Items from an interface collection:
* * * *

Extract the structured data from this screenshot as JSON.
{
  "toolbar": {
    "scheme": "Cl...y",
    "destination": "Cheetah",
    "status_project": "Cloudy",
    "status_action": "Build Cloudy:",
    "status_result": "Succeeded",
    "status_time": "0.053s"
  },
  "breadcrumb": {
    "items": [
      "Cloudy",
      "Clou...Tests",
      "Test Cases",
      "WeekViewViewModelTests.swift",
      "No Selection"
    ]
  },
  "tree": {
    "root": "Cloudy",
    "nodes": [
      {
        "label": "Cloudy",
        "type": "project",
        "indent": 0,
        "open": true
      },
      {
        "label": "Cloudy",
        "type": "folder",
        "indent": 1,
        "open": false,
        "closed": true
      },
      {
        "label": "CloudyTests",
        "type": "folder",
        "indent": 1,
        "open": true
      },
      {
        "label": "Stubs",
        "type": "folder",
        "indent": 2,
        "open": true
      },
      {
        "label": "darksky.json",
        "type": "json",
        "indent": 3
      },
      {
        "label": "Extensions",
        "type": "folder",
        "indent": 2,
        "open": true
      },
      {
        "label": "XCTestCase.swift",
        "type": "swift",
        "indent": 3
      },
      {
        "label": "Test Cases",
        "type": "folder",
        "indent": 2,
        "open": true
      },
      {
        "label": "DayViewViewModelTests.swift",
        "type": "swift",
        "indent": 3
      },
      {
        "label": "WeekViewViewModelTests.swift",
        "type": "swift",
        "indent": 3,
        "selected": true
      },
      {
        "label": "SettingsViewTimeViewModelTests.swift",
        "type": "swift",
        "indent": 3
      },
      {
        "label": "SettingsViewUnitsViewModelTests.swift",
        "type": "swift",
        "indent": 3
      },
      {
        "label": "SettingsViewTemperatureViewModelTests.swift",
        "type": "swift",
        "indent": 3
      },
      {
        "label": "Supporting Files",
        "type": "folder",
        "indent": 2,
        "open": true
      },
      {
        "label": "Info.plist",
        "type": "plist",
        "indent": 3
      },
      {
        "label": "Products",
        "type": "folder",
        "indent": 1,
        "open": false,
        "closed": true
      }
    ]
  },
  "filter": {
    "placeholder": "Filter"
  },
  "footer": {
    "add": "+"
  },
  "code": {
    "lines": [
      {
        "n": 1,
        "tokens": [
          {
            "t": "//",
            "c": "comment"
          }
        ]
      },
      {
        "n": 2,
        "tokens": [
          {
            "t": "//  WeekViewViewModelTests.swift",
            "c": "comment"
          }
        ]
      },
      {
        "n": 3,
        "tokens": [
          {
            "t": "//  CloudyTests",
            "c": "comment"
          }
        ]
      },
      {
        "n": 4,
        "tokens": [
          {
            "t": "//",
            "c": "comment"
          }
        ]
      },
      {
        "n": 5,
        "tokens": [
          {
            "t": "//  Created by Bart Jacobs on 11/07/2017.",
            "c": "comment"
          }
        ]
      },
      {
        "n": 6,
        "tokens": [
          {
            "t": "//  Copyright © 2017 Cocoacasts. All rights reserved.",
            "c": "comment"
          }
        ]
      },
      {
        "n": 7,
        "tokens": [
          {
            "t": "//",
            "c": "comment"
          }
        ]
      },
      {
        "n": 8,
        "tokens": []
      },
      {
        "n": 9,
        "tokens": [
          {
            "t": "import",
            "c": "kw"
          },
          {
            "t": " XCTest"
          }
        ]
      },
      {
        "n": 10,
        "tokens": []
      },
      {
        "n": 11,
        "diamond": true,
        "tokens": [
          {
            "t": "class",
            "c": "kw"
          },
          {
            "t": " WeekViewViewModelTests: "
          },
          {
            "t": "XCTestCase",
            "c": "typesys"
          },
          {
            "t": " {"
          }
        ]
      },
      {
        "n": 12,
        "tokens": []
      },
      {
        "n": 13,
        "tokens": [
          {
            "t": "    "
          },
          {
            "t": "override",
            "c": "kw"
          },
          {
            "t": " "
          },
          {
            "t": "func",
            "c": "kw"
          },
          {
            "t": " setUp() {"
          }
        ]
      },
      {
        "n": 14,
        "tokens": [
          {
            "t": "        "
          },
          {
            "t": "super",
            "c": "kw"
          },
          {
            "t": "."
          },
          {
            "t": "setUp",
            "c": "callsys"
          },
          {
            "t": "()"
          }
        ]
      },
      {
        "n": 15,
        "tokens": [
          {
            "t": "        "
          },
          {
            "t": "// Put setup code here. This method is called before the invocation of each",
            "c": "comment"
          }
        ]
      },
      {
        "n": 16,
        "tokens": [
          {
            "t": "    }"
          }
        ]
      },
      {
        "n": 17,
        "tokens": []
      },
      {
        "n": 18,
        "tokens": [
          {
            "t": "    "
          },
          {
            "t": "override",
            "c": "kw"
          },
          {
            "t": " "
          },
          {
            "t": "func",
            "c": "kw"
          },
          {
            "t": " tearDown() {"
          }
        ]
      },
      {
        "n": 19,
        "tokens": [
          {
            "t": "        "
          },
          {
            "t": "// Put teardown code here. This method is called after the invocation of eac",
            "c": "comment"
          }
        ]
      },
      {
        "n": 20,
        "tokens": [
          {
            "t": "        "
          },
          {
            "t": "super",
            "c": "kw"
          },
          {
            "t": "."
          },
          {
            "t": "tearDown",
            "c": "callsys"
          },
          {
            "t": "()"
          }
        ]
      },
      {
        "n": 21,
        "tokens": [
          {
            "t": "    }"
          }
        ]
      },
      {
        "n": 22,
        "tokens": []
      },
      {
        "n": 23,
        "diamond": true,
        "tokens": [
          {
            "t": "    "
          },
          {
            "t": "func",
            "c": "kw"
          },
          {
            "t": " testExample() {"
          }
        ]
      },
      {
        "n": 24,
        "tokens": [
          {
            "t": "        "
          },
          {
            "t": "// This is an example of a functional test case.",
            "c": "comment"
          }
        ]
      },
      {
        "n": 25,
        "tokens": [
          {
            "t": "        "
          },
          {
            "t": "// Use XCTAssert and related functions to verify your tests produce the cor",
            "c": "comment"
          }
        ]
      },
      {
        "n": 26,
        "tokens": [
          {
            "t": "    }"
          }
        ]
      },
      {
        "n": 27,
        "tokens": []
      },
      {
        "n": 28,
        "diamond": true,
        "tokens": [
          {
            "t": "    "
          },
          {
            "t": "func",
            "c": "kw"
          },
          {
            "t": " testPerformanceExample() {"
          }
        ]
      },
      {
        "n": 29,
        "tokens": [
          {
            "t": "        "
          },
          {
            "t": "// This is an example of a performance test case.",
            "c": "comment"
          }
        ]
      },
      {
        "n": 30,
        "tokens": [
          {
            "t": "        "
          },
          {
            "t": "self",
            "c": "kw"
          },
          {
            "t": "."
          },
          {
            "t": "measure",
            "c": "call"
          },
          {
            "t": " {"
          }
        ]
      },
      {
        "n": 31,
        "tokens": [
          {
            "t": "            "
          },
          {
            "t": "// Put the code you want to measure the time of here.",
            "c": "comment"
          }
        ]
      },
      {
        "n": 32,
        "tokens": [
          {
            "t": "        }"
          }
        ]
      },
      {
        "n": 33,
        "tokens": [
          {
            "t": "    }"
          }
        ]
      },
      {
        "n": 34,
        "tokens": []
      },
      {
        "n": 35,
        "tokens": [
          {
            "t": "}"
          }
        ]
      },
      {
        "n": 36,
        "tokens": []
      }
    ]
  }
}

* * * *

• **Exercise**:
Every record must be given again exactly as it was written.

• **Output**:
Extract the structured data from this screenshot as JSON.
{
  "toolbar": {
    "scheme": "Cl...y",
    "destination": "Cheetah",
    "status_project": "Cloudy",
    "status_action": "Build Cloudy:",
    "status_result": "Succeeded",
    "status_time": "0.053s"
  },
  "breadcrumb": {
    "items": [
      "Cloudy",
      "Clou...Tests",
      "Test Cases",
      "WeekViewViewModelTests.swift",
      "No Selection"
    ]
  },
  "tree": {
    "root": "Cloudy",
    "nodes": [
      {
        "label": "Cloudy",
        "type": "project",
        "indent": 0,
        "open": true
      },
      {
        "label": "Cloudy",
        "type": "folder",
        "indent": 1,
        "open": false,
        "closed": true
      },
      {
        "label": "CloudyTests",
        "type": "folder",
        "indent": 1,
        "open": true
      },
      {
        "label": "Stubs",
        "type": "folder",
        "indent": 2,
        "open": true
      },
      {
        "label": "darksky.json",
        "type": "json",
        "indent": 3
      },
      {
        "label": "Extensions",
        "type": "folder",
        "indent": 2,
        "open": true
      },
      {
        "label": "XCTestCase.swift",
        "type": "swift",
        "indent": 3
      },
      {
        "label": "Test Cases",
        "type": "folder",
        "indent": 2,
        "open": true
      },
      {
        "label": "DayViewViewModelTests.swift",
        "type": "swift",
        "indent": 3
      },
      {
        "label": "WeekViewViewModelTests.swift",
        "type": "swift",
        "indent": 3,
        "selected": true
      },
      {
        "label": "SettingsViewTimeViewModelTests.swift",
        "type": "swift",
        "indent": 3
      },
      {
        "label": "SettingsViewUnitsViewModelTests.swift",
        "type": "swift",
        "indent": 3
      },
      {
        "label": "SettingsViewTemperatureViewModelTests.swift",
        "type": "swift",
        "indent": 3
      },
      {
        "label": "Supporting Files",
        "type": "folder",
        "indent": 2,
        "open": true
      },
      {
        "label": "Info.plist",
        "type": "plist",
        "indent": 3
      },
      {
        "label": "Products",
        "type": "folder",
        "indent": 1,
        "open": false,
        "closed": true
      }
    ]
  },
  "filter": {
    "placeholder": "Filter"
  },
  "footer": {
    "add": "+"
  },
  "code": {
    "lines": [
      {
        "n": 1,
        "tokens": [
          {
            "t": "//",
            "c": "comment"
          }
        ]
      },
      {
        "n": 2,
        "tokens": [
          {
            "t": "//  WeekViewViewModelTests.swift",
            "c": "comment"
          }
        ]
      },
      {
        "n": 3,
        "tokens": [
          {
            "t": "//  CloudyTests",
            "c": "comment"
          }
        ]
      },
      {
        "n": 4,
        "tokens": [
          {
            "t": "//",
            "c": "comment"
          }
        ]
      },
      {
        "n": 5,
        "tokens": [
          {
            "t": "//  Created by Bart Jacobs on 11/07/2017.",
            "c": "comment"
          }
        ]
      },
      {
        "n": 6,
        "tokens": [
          {
            "t": "//  Copyright © 2017 Cocoacasts. All rights reserved.",
            "c": "comment"
          }
        ]
      },
      {
        "n": 7,
        "tokens": [
          {
            "t": "//",
            "c": "comment"
          }
        ]
      },
      {
        "n": 8,
        "tokens": []
      },
      {
        "n": 9,
        "tokens": [
          {
            "t": "import",
            "c": "kw"
          },
          {
            "t": " XCTest"
          }
        ]
      },
      {
        "n": 10,
        "tokens": []
      },
      {
        "n": 11,
        "diamond": true,
        "tokens": [
          {
            "t": "class",
            "c": "kw"
          },
          {
            "t": " WeekViewViewModelTests: "
          },
          {
            "t": "XCTestCase",
            "c": "typesys"
          },
          {
            "t": " {"
          }
        ]
      },
      {
        "n": 12,
        "tokens": []
      },
      {
        "n": 13,
        "tokens": [
          {
            "t": "    "
          },
          {
            "t": "override",
            "c": "kw"
          },
          {
            "t": " "
          },
          {
            "t": "func",
            "c": "kw"
          },
          {
            "t": " setUp() {"
          }
        ]
      },
      {
        "n": 14,
        "tokens": [
          {
            "t": "        "
          },
          {
            "t": "super",
            "c": "kw"
          },
          {
            "t": "."
          },
          {
            "t": "setUp",
            "c": "callsys"
          },
          {
            "t": "()"
          }
        ]
      },
      {
        "n": 15,
        "tokens": [
          {
            "t": "        "
          },
          {
            "t": "// Put setup code here. This method is called before the invocation of each",
            "c": "comment"
          }
        ]
      },
      {
        "n": 16,
        "tokens": [
          {
            "t": "    }"
          }
        ]
      },
      {
        "n": 17,
        "tokens": []
      },
      {
        "n": 18,
        "tokens": [
          {
            "t": "    "
          },
          {
            "t": "override",
            "c": "kw"
          },
          {
            "t": " "
          },
          {
            "t": "func",
            "c": "kw"
          },
          {
            "t": " tearDown() {"
          }
        ]
      },
      {
        "n": 19,
        "tokens": [
          {
            "t": "        "
          },
          {
            "t": "// Put teardown code here. This method is called after the invocation of eac",
            "c": "comment"
          }
        ]
      },
      {
        "n": 20,
        "tokens": [
          {
            "t": "        "
          },
          {
            "t": "super",
            "c": "kw"
          },
          {
            "t": "."
          },
          {
            "t": "tearDown",
            "c": "callsys"
          },
          {
            "t": "()"
          }
        ]
      },
      {
        "n": 21,
        "tokens": [
          {
            "t": "    }"
          }
        ]
      },
      {
        "n": 22,
        "tokens": []
      },
      {
        "n": 23,
        "diamond": true,
        "tokens": [
          {
            "t": "    "
          },
          {
            "t": "func",
            "c": "kw"
          },
          {
            "t": " testExample() {"
          }
        ]
      },
      {
        "n": 24,
        "tokens": [
          {
            "t": "        "
          },
          {
            "t": "// This is an example of a functional test case.",
            "c": "comment"
          }
        ]
      },
      {
        "n": 25,
        "tokens": [
          {
            "t": "        "
          },
          {
            "t": "// Use XCTAssert and related functions to verify your tests produce the cor",
            "c": "comment"
          }
        ]
      },
      {
        "n": 26,
        "tokens": [
          {
            "t": "    }"
          }
        ]
      },
      {
        "n": 27,
        "tokens": []
      },
      {
        "n": 28,
        "diamond": true,
        "tokens": [
          {
            "t": "    "
          },
          {
            "t": "func",
            "c": "kw"
          },
          {
            "t": " testPerformanceExample() {"
          }
        ]
      },
      {
        "n": 29,
        "tokens": [
          {
            "t": "        "
          },
          {
            "t": "// This is an example of a performance test case.",
            "c": "comment"
          }
        ]
      },
      {
        "n": 30,
        "tokens": [
          {
            "t": "        "
          },
          {
            "t": "self",
            "c": "kw"
          },
          {
            "t": "."
          },
          {
            "t": "measure",
            "c": "call"
          },
          {
            "t": " {"
          }
        ]
      },
      {
        "n": 31,
        "tokens": [
          {
            "t": "            "
          },
          {
            "t": "// Put the code you want to measure the time of here.",
            "c": "comment"
          }
        ]
      },
      {
        "n": 32,
        "tokens": [
          {
            "t": "        }"
          }
        ]
      },
      {
        "n": 33,
        "tokens": [
          {
            "t": "    }"
          }
        ]
      },
      {
        "n": 34,
        "tokens": []
      },
      {
        "n": 35,
        "tokens": [
          {
            "t": "}"
          }
        ]
      },
      {
        "n": 36,
        "tokens": []
      }
    ]
  }
}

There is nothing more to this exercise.